**Requirement**
Write out every record below exactly as it appears, omitting the pictures.

**Information provided**
┄┄┄┄┄┄┄┄┄┄
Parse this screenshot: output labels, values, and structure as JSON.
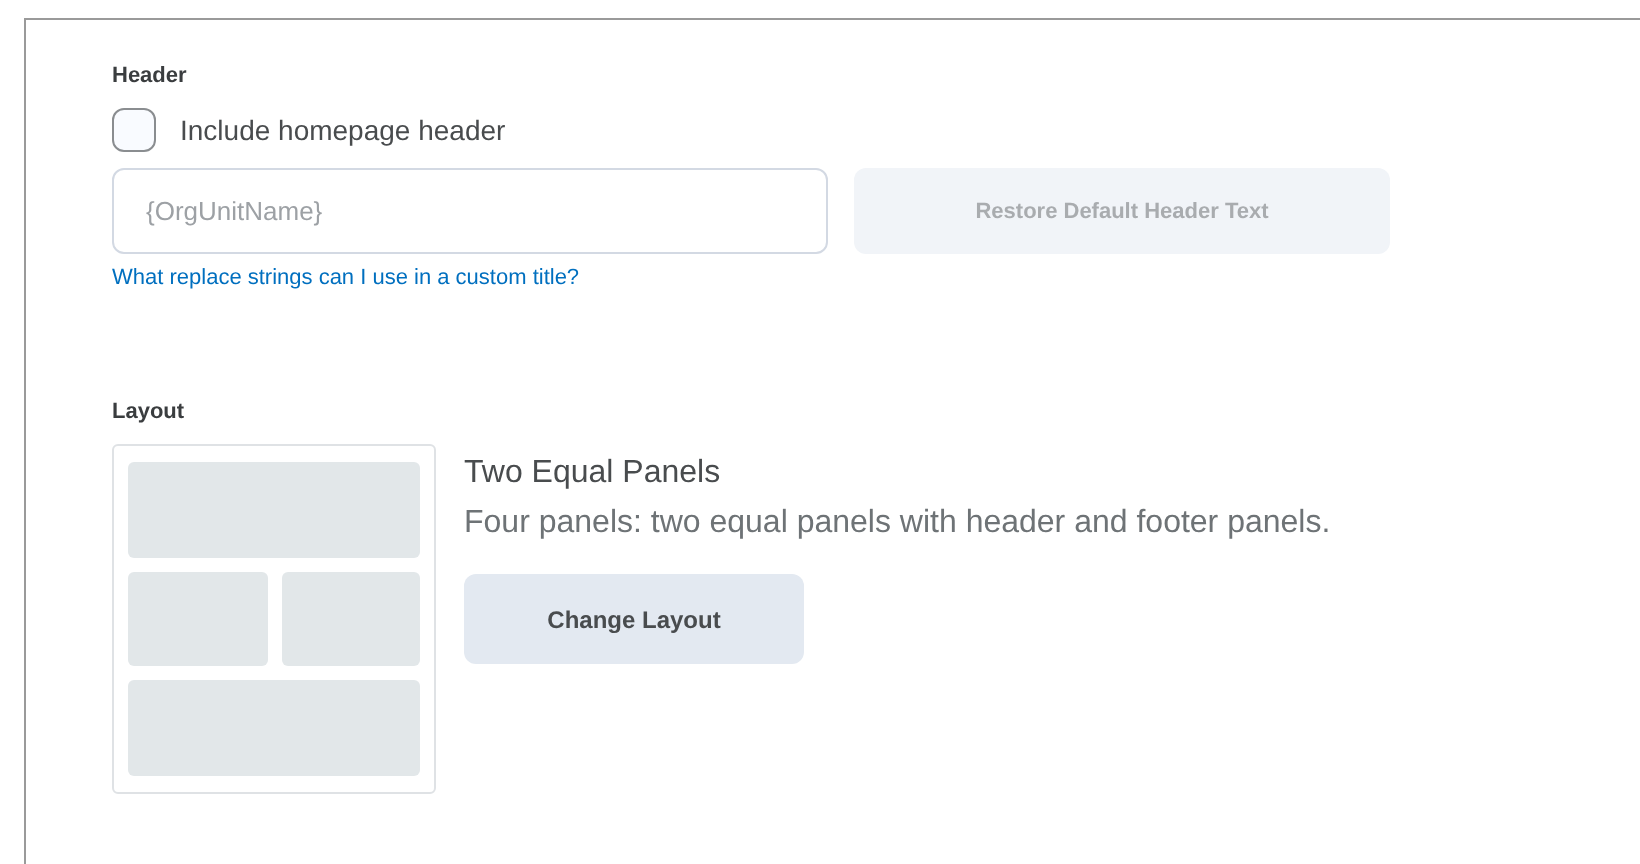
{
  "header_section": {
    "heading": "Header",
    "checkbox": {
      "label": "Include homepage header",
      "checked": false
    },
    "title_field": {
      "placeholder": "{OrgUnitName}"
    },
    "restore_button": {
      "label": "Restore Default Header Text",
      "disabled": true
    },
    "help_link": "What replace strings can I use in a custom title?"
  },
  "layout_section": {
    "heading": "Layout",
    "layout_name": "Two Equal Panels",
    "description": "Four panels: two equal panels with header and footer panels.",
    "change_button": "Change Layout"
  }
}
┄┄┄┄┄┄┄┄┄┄
**Response to the exercise**
Parse this screenshot: output labels, values, and structure as JSON.
{
  "header_section": {
    "heading": "Header",
    "checkbox": {
      "label": "Include homepage header",
      "checked": false
    },
    "title_field": {
      "placeholder": "{OrgUnitName}"
    },
    "restore_button": {
      "label": "Restore Default Header Text",
      "disabled": true
    },
    "help_link": "What replace strings can I use in a custom title?"
  },
  "layout_section": {
    "heading": "Layout",
    "layout_name": "Two Equal Panels",
    "description": "Four panels: two equal panels with header and footer panels.",
    "change_button": "Change Layout"
  }
}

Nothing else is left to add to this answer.